● **Exercise goal**: Give only the number of lines below that contain the word "this".

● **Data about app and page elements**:
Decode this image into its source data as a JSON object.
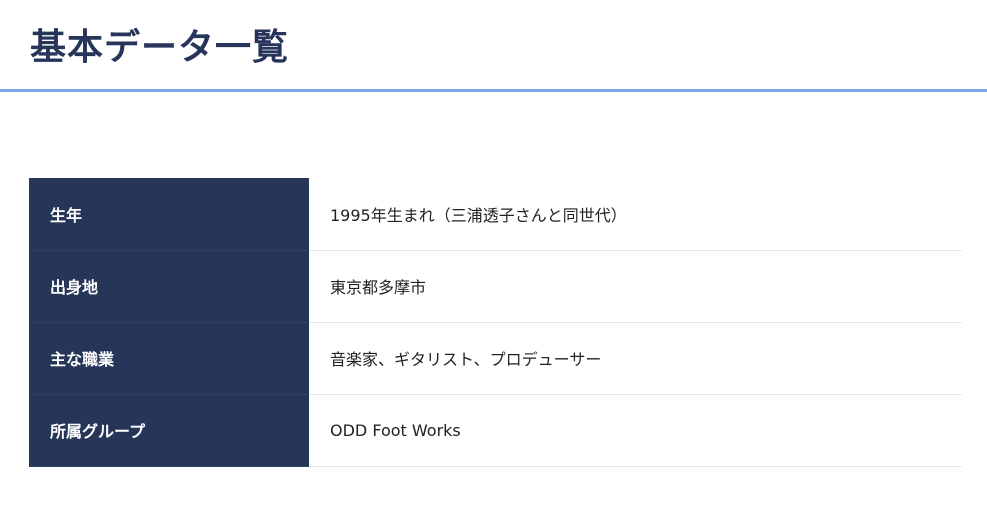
{
  "header": {
    "title": "基本データ一覧"
  },
  "table": {
    "rows": [
      {
        "label": "生年",
        "value": "1995年生まれ（三浦透子さんと同世代）"
      },
      {
        "label": "出身地",
        "value": "東京都多摩市"
      },
      {
        "label": "主な職業",
        "value": "音楽家、ギタリスト、プロデューサー"
      },
      {
        "label": "所属グループ",
        "value": "ODD Foot Works"
      }
    ]
  },
  "colors": {
    "header_underline": "#7fa6e3",
    "title_text": "#263559",
    "label_cell_bg": "#253659",
    "label_cell_text": "#ffffff",
    "row_divider": "#e3e7ee"
  }
}
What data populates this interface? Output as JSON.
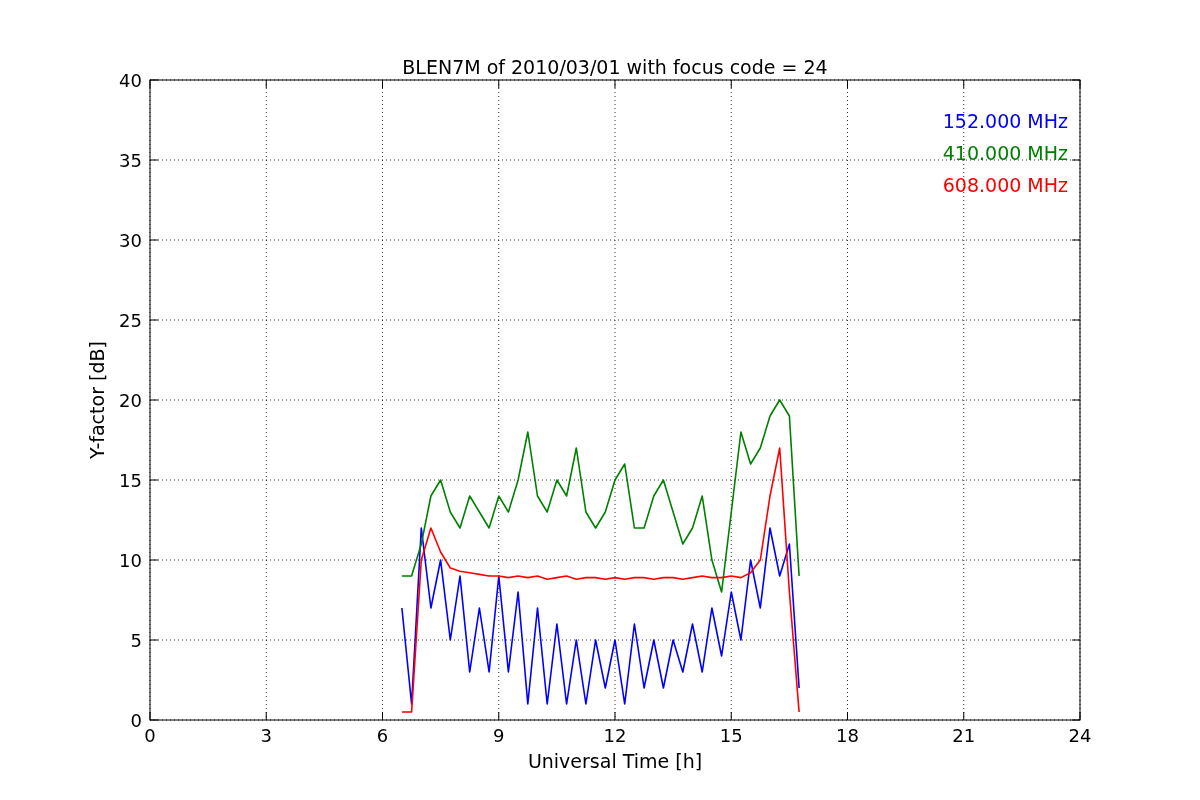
{
  "chart_data": {
    "type": "line",
    "title": "BLEN7M of 2010/03/01 with focus code = 24",
    "xlabel": "Universal Time [h]",
    "ylabel": "Y-factor [dB]",
    "x": [
      6.5,
      6.75,
      7.0,
      7.25,
      7.5,
      7.75,
      8.0,
      8.25,
      8.5,
      8.75,
      9.0,
      9.25,
      9.5,
      9.75,
      10.0,
      10.25,
      10.5,
      10.75,
      11.0,
      11.25,
      11.5,
      11.75,
      12.0,
      12.25,
      12.5,
      12.75,
      13.0,
      13.25,
      13.5,
      13.75,
      14.0,
      14.25,
      14.5,
      14.75,
      15.0,
      15.25,
      15.5,
      15.75,
      16.0,
      16.25,
      16.5,
      16.75
    ],
    "series": [
      {
        "name": "152.000 MHz",
        "color": "#0000ff",
        "values": [
          7,
          1,
          12,
          7,
          10,
          5,
          9,
          3,
          7,
          3,
          9,
          3,
          8,
          1,
          7,
          1,
          6,
          1,
          5,
          1,
          5,
          2,
          5,
          1,
          6,
          2,
          5,
          2,
          5,
          3,
          6,
          3,
          7,
          4,
          8,
          5,
          10,
          7,
          12,
          9,
          11,
          2
        ]
      },
      {
        "name": "410.000 MHz",
        "color": "#008000",
        "values": [
          9,
          9,
          11,
          14,
          15,
          13,
          12,
          14,
          13,
          12,
          14,
          13,
          15,
          18,
          14,
          13,
          15,
          14,
          17,
          13,
          12,
          13,
          15,
          16,
          12,
          12,
          14,
          15,
          13,
          11,
          12,
          14,
          10,
          8,
          13,
          18,
          16,
          17,
          19,
          20,
          19,
          9
        ]
      },
      {
        "name": "608.000 MHz",
        "color": "#ff0000",
        "values": [
          0.5,
          0.5,
          10,
          12,
          10.5,
          9.5,
          9.3,
          9.2,
          9.1,
          9,
          9,
          8.9,
          9,
          8.9,
          9,
          8.8,
          8.9,
          9,
          8.8,
          8.9,
          8.9,
          8.8,
          8.9,
          8.8,
          8.9,
          8.9,
          8.8,
          8.9,
          8.9,
          8.8,
          8.9,
          9,
          8.9,
          8.9,
          9,
          8.9,
          9.2,
          10,
          14,
          17,
          8,
          0.5
        ]
      }
    ],
    "grid": true,
    "xlim": [
      0,
      24
    ],
    "ylim": [
      0,
      40
    ],
    "xticks": [
      0,
      3,
      6,
      9,
      12,
      15,
      18,
      21,
      24
    ],
    "yticks": [
      0,
      5,
      10,
      15,
      20,
      25,
      30,
      35,
      40
    ]
  }
}
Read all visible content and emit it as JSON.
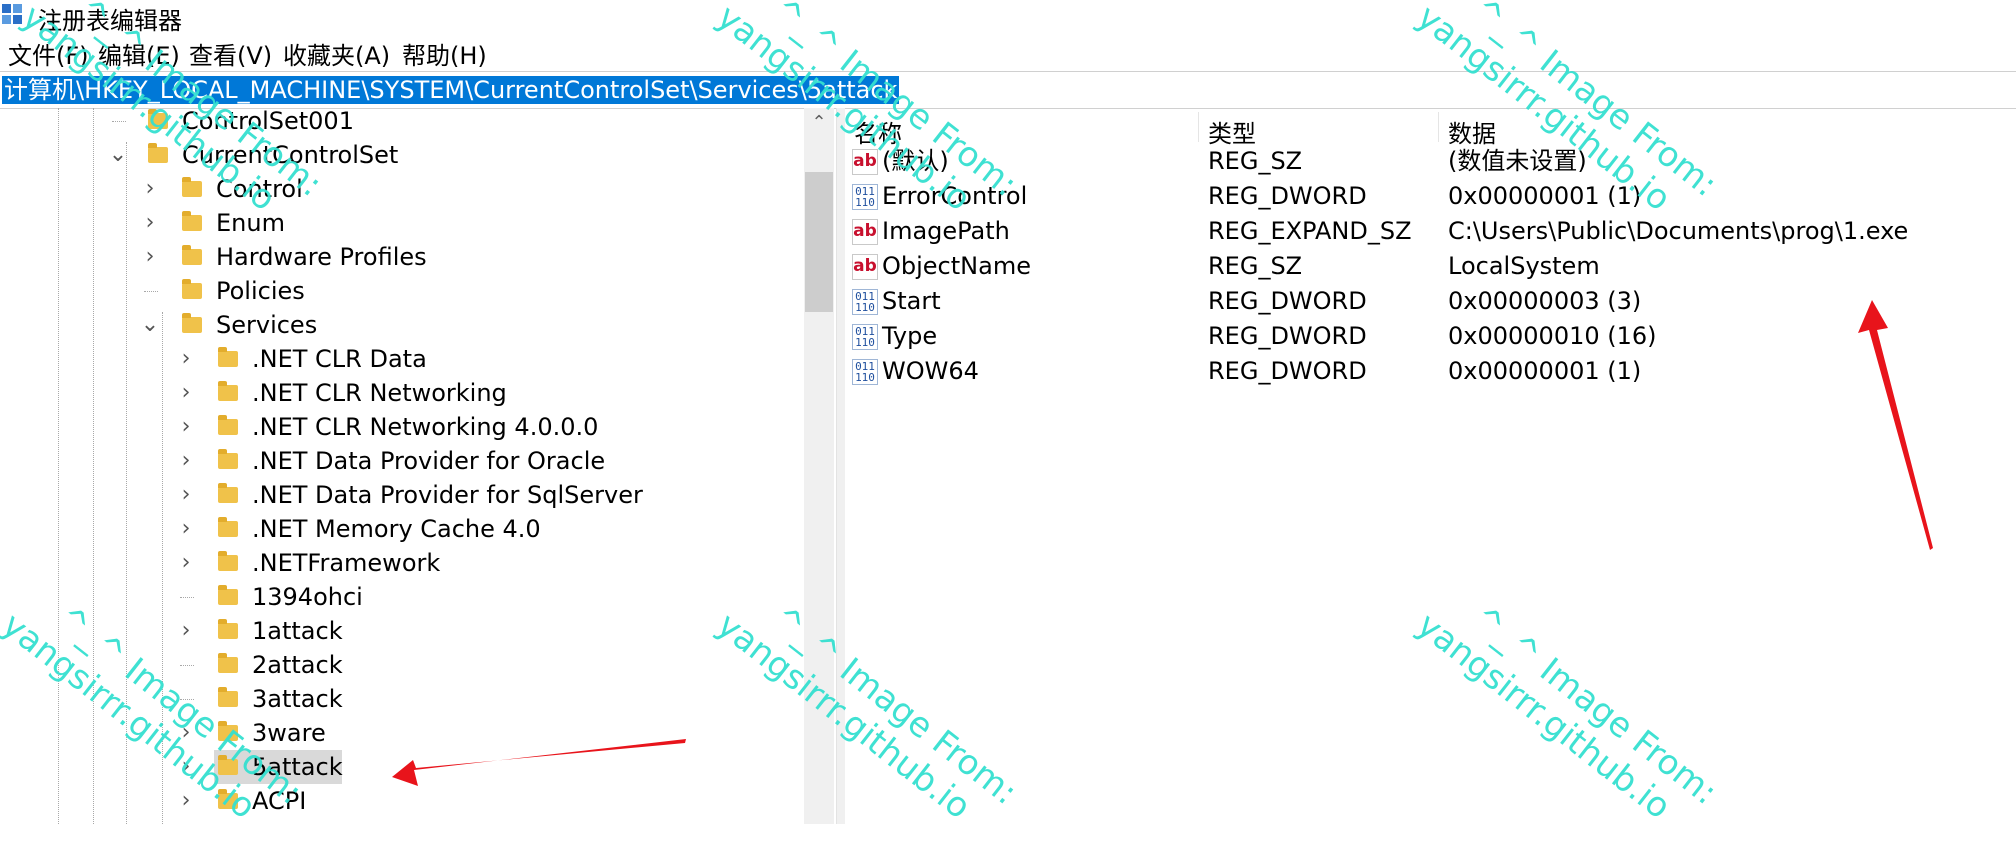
{
  "window": {
    "title": "注册表编辑器"
  },
  "menu": [
    "文件(F)",
    "编辑(E)",
    "查看(V)",
    "收藏夹(A)",
    "帮助(H)"
  ],
  "address": "计算机\\HKEY_LOCAL_MACHINE\\SYSTEM\\CurrentControlSet\\Services\\5attack",
  "tree": [
    {
      "label": "ControlSet001",
      "expander": "none"
    },
    {
      "label": "CurrentControlSet",
      "expander": "expanded"
    },
    {
      "label": "Control",
      "expander": "collapsed"
    },
    {
      "label": "Enum",
      "expander": "collapsed"
    },
    {
      "label": "Hardware Profiles",
      "expander": "collapsed"
    },
    {
      "label": "Policies",
      "expander": "none"
    },
    {
      "label": "Services",
      "expander": "expanded"
    },
    {
      "label": ".NET CLR Data",
      "expander": "collapsed"
    },
    {
      "label": ".NET CLR Networking",
      "expander": "collapsed"
    },
    {
      "label": ".NET CLR Networking 4.0.0.0",
      "expander": "collapsed"
    },
    {
      "label": ".NET Data Provider for Oracle",
      "expander": "collapsed"
    },
    {
      "label": ".NET Data Provider for SqlServer",
      "expander": "collapsed"
    },
    {
      "label": ".NET Memory Cache 4.0",
      "expander": "collapsed"
    },
    {
      "label": ".NETFramework",
      "expander": "collapsed"
    },
    {
      "label": "1394ohci",
      "expander": "none"
    },
    {
      "label": "1attack",
      "expander": "collapsed"
    },
    {
      "label": "2attack",
      "expander": "none"
    },
    {
      "label": "3attack",
      "expander": "none"
    },
    {
      "label": "3ware",
      "expander": "collapsed"
    },
    {
      "label": "5attack",
      "expander": "collapsed",
      "selected": true
    },
    {
      "label": "ACPI",
      "expander": "collapsed"
    }
  ],
  "columns": {
    "name": "名称",
    "type": "类型",
    "data": "数据"
  },
  "values": [
    {
      "icon": "string-value-icon",
      "name": "(默认)",
      "type": "REG_SZ",
      "data": "(数值未设置)"
    },
    {
      "icon": "dword-value-icon",
      "name": "ErrorControl",
      "type": "REG_DWORD",
      "data": "0x00000001 (1)"
    },
    {
      "icon": "string-value-icon",
      "name": "ImagePath",
      "type": "REG_EXPAND_SZ",
      "data": "C:\\Users\\Public\\Documents\\prog\\1.exe"
    },
    {
      "icon": "string-value-icon",
      "name": "ObjectName",
      "type": "REG_SZ",
      "data": "LocalSystem"
    },
    {
      "icon": "dword-value-icon",
      "name": "Start",
      "type": "REG_DWORD",
      "data": "0x00000003 (3)"
    },
    {
      "icon": "dword-value-icon",
      "name": "Type",
      "type": "REG_DWORD",
      "data": "0x00000010 (16)"
    },
    {
      "icon": "dword-value-icon",
      "name": "WOW64",
      "type": "REG_DWORD",
      "data": "0x00000001 (1)"
    }
  ],
  "icons": {
    "string": "ab",
    "dword": "011\n110"
  },
  "watermark": {
    "line1": "^_^ Image From:",
    "line2": "yangsirrr.github.io"
  },
  "colors": {
    "selection": "#0078d7",
    "folder": "#f0c24a",
    "watermark": "#35e0d0",
    "arrow": "#e8141b"
  }
}
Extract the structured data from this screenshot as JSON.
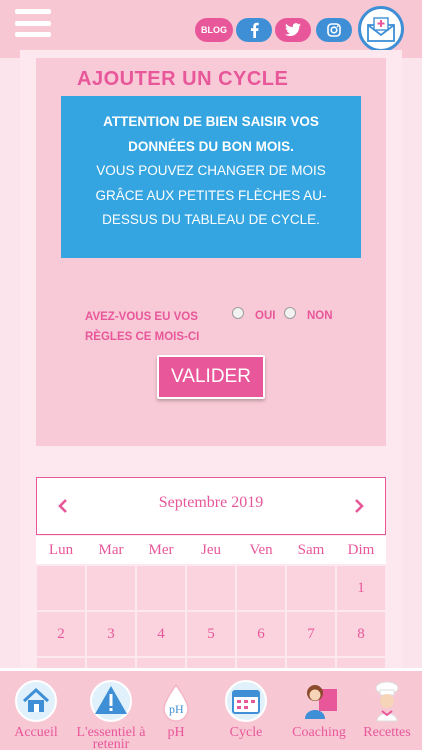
{
  "header": {
    "blog_label": "BLOG",
    "menu_icon": "hamburger-icon",
    "social_icons": [
      "facebook-icon",
      "twitter-icon",
      "instagram-icon"
    ],
    "mail_icon": "mail-icon"
  },
  "form": {
    "title": "AJOUTER UN CYCLE",
    "notice_line1": "ATTENTION DE BIEN SAISIR VOS",
    "notice_line2": "DONNÉES DU BON MOIS.",
    "notice_line3": "VOUS POUVEZ CHANGER DE MOIS",
    "notice_line4": "GRÂCE AUX PETITES FLÈCHES AU-",
    "notice_line5": "DESSUS DU TABLEAU DE CYCLE.",
    "question_line1": "AVEZ-VOUS EU VOS",
    "question_line2": "RÈGLES CE MOIS-CI",
    "option_yes": "OUI",
    "option_no": "NON",
    "submit_label": "VALIDER"
  },
  "calendar": {
    "month": "Septembre 2019",
    "weekdays": [
      "Lun",
      "Mar",
      "Mer",
      "Jeu",
      "Ven",
      "Sam",
      "Dim"
    ],
    "row1": [
      "",
      "",
      "",
      "",
      "",
      "",
      "1"
    ],
    "row2": [
      "2",
      "3",
      "4",
      "5",
      "6",
      "7",
      "8"
    ]
  },
  "colors": {
    "accent": "#e8579a",
    "notice_bg": "#35a5e1",
    "panel_bg": "#f8c9d6"
  },
  "bottom_nav": [
    {
      "label": "Accueil",
      "icon": "home-icon"
    },
    {
      "label": "L'essentiel à retenir",
      "icon": "warning-icon"
    },
    {
      "label": "pH",
      "icon": "ph-drop-icon"
    },
    {
      "label": "Cycle",
      "icon": "calendar-icon"
    },
    {
      "label": "Coaching",
      "icon": "coach-icon"
    },
    {
      "label": "Recettes",
      "icon": "chef-icon"
    }
  ]
}
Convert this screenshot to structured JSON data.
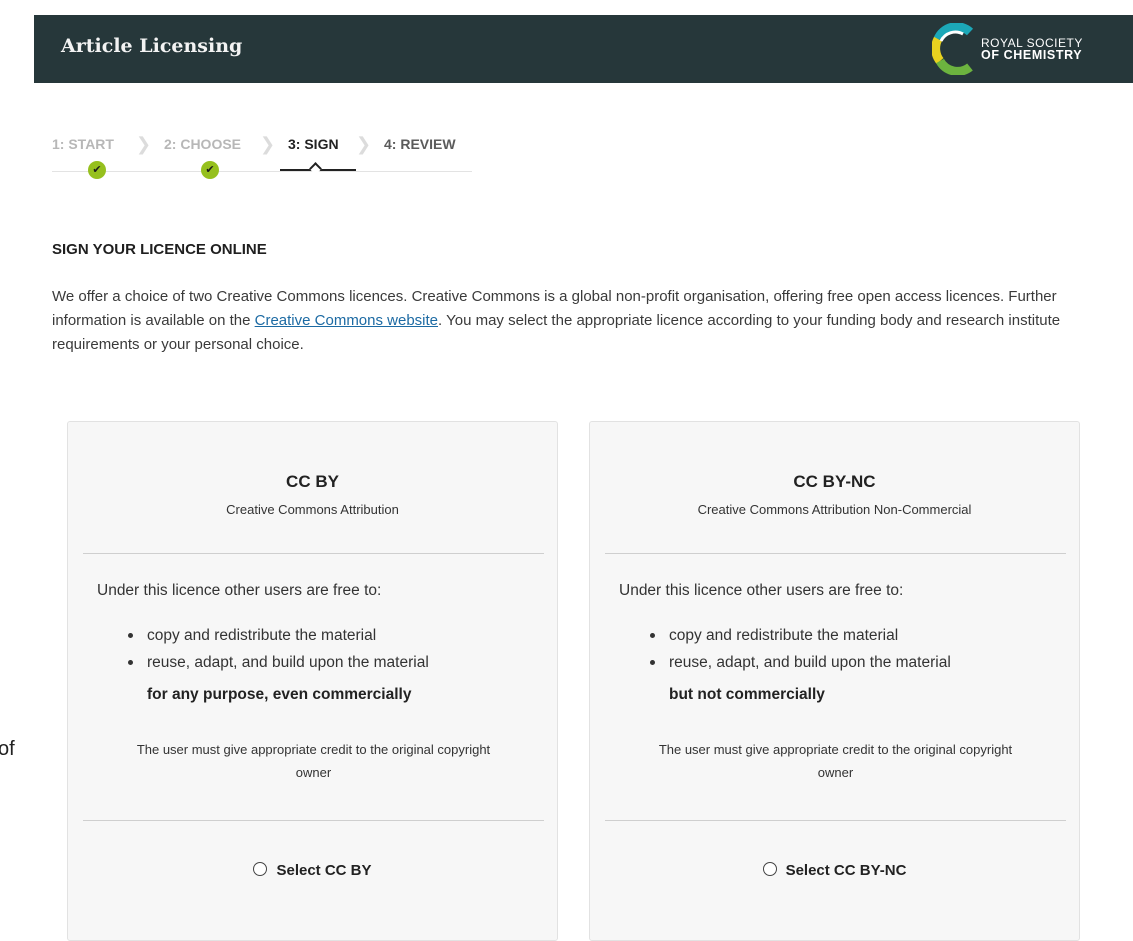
{
  "header": {
    "title": "Article Licensing",
    "logo_line1": "ROYAL SOCIETY",
    "logo_line2": "OF CHEMISTRY"
  },
  "stepper": {
    "steps": [
      {
        "label": "1: START",
        "state": "done"
      },
      {
        "label": "2: CHOOSE",
        "state": "done"
      },
      {
        "label": "3: SIGN",
        "state": "active"
      },
      {
        "label": "4: REVIEW",
        "state": "todo"
      }
    ],
    "check_glyph": "✔"
  },
  "section": {
    "title": "SIGN YOUR LICENCE ONLINE",
    "intro_before": "We offer a choice of two Creative Commons licences. Creative Commons is a global non-profit organisation, offering free open access licences. Further information is available on the ",
    "intro_link": "Creative Commons website",
    "intro_after": ". You may select the appropriate licence according to your funding body and research institute requirements or your personal choice."
  },
  "stray_text": "of",
  "licences": [
    {
      "title": "CC BY",
      "subtitle": "Creative Commons Attribution",
      "lead": "Under this licence other users are free to:",
      "bullets": [
        "copy and redistribute the material",
        "reuse, adapt, and build upon the material"
      ],
      "emphasis": "for any purpose, even commercially",
      "credit": "The user must give appropriate credit to the original copyright owner",
      "select_label": "Select CC BY"
    },
    {
      "title": "CC BY-NC",
      "subtitle": "Creative Commons Attribution Non-Commercial",
      "lead": "Under this licence other users are free to:",
      "bullets": [
        "copy and redistribute the material",
        "reuse, adapt, and build upon the material"
      ],
      "emphasis": "but not commercially",
      "credit": "The user must give appropriate credit to the original copyright owner",
      "select_label": "Select CC BY-NC"
    }
  ],
  "colors": {
    "header_bg": "#26373a",
    "check_green": "#96c01e",
    "link": "#1c6aa3",
    "card_bg": "#f7f7f7",
    "logo_arc_teal": "#1ca8b8",
    "logo_arc_yellow": "#e8d21f",
    "logo_arc_green": "#6cb33f"
  }
}
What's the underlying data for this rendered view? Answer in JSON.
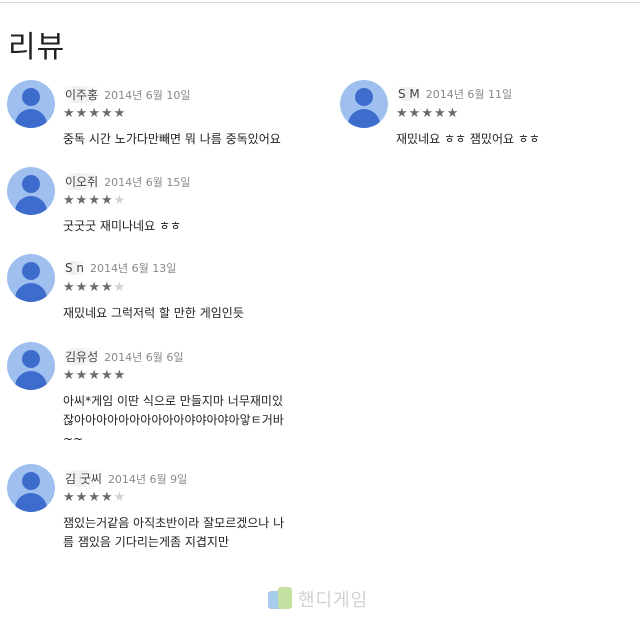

● **Exercise response**: 7